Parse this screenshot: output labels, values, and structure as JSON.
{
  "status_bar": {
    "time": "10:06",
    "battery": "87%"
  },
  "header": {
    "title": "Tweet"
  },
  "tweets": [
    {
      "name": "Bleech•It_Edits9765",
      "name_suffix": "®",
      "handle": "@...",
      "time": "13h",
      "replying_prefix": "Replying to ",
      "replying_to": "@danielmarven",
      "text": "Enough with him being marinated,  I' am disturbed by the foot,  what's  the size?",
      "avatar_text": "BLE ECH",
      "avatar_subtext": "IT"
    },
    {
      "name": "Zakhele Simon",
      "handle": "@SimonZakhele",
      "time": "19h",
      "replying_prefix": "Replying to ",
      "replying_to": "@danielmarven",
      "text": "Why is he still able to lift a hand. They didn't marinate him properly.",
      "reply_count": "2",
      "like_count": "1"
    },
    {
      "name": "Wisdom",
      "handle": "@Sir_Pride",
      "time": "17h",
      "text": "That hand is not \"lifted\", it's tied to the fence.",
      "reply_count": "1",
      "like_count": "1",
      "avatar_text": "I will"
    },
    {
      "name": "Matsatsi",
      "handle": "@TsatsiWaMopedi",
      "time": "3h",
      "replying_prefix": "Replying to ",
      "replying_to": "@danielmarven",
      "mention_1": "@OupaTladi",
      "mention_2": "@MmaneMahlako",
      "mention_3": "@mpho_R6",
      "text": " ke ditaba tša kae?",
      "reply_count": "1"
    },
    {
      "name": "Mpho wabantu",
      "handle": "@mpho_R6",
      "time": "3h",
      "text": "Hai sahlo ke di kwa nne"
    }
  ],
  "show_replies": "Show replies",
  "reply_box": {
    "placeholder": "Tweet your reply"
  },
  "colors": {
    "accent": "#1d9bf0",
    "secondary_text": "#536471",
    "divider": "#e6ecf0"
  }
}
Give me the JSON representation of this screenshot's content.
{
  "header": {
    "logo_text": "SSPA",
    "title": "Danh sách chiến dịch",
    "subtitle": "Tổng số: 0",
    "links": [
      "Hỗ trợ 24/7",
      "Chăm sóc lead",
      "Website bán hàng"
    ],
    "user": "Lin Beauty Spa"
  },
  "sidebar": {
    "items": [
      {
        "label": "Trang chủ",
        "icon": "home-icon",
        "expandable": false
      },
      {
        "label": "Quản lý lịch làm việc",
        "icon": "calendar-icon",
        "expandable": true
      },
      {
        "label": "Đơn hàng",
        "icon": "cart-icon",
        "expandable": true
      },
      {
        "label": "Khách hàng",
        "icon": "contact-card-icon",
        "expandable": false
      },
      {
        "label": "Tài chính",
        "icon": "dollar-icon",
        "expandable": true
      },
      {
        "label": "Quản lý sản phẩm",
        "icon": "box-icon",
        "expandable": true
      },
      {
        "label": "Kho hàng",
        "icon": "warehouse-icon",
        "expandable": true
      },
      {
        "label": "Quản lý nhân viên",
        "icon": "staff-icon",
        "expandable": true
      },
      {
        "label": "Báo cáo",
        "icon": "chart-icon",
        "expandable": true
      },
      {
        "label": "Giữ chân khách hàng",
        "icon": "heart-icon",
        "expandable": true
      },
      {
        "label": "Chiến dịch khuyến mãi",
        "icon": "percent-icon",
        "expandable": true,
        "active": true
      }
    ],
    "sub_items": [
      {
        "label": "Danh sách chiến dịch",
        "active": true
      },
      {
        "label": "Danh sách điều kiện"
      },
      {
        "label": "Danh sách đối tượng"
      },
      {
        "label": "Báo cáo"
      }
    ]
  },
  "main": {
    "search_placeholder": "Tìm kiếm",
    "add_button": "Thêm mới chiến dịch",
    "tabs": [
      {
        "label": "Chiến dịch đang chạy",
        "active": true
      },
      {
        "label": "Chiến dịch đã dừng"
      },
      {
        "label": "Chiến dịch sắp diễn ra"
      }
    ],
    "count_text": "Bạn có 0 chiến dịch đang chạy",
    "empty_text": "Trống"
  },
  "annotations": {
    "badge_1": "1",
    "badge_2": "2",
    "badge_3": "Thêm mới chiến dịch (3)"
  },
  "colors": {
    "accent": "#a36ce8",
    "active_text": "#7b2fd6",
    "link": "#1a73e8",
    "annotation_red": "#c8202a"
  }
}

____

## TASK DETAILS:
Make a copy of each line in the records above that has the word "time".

## SOLUTION FOR THIS TASK:
    "time": "10:06",
      "time": "13h",
      "time": "19h",
      "time": "17h",
      "time": "3h",
      "time": "3h",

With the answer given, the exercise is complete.